◆ **Raw data**
============

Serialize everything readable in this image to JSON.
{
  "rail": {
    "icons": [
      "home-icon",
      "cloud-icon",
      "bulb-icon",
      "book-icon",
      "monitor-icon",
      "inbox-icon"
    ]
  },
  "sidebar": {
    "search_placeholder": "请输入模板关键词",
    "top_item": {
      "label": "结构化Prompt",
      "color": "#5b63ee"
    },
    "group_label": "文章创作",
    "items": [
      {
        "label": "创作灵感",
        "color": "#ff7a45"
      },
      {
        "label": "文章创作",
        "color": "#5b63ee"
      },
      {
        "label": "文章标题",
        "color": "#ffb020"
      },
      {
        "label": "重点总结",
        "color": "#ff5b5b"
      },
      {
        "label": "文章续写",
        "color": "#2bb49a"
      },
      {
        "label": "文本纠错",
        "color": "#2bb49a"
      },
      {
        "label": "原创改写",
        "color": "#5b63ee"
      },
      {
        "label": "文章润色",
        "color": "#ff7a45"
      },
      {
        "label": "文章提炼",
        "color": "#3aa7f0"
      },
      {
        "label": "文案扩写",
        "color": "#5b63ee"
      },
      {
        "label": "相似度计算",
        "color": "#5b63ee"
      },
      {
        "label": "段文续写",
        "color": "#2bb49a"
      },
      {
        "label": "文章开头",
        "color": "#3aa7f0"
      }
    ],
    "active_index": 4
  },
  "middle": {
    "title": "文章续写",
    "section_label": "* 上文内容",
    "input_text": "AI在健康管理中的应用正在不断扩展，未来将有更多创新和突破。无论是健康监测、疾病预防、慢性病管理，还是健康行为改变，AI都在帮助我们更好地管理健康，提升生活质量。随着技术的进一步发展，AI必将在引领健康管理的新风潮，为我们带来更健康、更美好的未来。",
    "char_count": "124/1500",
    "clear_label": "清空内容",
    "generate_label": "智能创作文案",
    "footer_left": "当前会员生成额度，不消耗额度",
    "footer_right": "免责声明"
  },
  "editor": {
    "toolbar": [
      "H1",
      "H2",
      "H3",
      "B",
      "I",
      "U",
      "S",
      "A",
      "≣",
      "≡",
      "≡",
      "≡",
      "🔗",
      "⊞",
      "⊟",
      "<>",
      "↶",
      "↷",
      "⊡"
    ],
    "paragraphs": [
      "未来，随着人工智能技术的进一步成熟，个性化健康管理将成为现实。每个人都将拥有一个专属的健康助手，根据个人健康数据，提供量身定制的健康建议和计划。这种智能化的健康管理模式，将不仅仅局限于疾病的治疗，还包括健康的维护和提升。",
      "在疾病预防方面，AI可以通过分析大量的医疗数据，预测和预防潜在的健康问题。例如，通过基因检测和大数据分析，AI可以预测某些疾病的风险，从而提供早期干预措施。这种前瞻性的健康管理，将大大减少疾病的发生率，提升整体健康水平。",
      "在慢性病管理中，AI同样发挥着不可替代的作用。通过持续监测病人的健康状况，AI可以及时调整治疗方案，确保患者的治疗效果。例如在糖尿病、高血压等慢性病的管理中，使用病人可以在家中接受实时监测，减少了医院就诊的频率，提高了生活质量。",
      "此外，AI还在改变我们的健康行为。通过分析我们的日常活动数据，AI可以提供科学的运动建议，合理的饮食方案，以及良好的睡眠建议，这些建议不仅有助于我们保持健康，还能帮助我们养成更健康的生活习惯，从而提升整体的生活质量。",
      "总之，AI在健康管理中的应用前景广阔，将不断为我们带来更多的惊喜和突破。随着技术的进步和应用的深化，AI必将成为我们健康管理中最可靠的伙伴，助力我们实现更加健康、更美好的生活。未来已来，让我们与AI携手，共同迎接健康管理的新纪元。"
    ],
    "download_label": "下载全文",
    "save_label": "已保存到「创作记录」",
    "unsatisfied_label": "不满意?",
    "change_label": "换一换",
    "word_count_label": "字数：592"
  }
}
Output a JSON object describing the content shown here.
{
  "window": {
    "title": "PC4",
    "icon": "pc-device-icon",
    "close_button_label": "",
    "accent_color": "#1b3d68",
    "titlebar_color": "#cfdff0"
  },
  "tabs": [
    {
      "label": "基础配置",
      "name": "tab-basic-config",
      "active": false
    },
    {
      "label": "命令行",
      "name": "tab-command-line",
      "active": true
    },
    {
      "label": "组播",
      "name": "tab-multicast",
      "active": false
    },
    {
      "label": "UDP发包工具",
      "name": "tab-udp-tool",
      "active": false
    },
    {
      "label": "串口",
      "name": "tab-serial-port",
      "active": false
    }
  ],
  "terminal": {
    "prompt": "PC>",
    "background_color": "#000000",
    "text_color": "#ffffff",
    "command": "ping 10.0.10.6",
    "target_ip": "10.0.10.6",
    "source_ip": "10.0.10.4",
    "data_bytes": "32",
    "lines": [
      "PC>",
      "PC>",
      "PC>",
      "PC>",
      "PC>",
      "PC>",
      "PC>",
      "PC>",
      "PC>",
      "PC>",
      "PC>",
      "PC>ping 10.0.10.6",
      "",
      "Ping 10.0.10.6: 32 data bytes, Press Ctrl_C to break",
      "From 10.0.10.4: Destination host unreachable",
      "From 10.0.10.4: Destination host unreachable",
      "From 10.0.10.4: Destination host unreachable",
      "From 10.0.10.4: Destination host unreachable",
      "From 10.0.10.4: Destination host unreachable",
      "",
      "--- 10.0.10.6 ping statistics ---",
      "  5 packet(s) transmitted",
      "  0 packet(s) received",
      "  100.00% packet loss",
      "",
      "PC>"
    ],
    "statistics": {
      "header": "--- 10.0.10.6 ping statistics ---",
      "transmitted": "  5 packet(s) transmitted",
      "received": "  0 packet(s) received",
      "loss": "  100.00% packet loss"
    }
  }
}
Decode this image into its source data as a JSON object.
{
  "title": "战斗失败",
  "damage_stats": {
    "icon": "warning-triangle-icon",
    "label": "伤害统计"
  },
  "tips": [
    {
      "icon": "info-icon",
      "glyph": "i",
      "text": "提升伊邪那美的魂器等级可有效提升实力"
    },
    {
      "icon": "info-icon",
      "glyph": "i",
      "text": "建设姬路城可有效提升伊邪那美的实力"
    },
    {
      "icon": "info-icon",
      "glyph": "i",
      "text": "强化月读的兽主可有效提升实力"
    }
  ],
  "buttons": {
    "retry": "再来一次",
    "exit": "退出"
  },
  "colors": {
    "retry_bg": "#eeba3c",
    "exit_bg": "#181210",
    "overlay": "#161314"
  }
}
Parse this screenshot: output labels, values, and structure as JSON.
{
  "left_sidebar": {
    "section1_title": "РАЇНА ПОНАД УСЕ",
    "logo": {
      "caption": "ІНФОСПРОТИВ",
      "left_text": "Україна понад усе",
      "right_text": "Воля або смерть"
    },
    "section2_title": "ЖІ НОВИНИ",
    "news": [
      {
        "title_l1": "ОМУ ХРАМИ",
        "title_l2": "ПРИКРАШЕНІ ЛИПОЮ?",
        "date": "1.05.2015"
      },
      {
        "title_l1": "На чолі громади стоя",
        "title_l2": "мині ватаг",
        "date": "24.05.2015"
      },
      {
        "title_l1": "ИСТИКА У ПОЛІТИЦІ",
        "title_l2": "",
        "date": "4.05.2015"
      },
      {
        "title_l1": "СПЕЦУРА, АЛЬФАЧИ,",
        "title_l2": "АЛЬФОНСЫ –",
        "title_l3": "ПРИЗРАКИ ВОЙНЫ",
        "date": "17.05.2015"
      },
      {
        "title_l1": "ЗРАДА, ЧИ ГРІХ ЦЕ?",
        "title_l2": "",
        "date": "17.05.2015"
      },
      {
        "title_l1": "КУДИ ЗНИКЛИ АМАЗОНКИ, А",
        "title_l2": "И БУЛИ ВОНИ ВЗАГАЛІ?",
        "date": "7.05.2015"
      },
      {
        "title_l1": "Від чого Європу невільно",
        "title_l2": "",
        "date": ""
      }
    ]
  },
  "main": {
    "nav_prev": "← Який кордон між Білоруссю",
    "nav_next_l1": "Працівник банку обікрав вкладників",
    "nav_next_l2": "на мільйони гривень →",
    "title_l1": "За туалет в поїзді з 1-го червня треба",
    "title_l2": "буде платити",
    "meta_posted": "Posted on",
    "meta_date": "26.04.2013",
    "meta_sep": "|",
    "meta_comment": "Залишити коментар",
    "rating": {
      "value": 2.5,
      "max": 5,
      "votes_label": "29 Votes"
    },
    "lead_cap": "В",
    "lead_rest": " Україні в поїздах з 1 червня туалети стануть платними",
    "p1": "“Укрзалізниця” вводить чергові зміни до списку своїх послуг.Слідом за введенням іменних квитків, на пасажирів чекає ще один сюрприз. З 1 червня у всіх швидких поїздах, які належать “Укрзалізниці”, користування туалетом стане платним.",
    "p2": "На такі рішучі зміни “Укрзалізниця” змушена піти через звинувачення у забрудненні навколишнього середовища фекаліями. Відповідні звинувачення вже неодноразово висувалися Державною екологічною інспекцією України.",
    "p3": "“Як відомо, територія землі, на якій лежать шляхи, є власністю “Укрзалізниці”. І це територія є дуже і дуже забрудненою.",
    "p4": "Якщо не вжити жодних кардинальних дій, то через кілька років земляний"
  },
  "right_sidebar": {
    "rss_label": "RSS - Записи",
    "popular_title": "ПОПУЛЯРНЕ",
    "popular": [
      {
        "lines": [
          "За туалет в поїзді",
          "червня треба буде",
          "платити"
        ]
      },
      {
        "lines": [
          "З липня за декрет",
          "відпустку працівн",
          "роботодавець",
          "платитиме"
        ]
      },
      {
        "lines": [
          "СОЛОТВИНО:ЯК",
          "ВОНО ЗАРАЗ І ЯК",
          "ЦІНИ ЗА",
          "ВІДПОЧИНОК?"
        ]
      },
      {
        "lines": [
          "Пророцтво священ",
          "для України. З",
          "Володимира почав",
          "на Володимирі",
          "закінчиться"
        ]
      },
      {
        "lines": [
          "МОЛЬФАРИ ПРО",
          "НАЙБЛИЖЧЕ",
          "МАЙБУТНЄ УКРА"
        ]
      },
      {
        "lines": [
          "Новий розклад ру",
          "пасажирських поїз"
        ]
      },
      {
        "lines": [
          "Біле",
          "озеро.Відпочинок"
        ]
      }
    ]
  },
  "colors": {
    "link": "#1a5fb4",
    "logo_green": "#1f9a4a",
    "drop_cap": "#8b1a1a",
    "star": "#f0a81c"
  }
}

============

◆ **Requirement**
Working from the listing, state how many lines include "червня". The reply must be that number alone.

◆ **Response**
4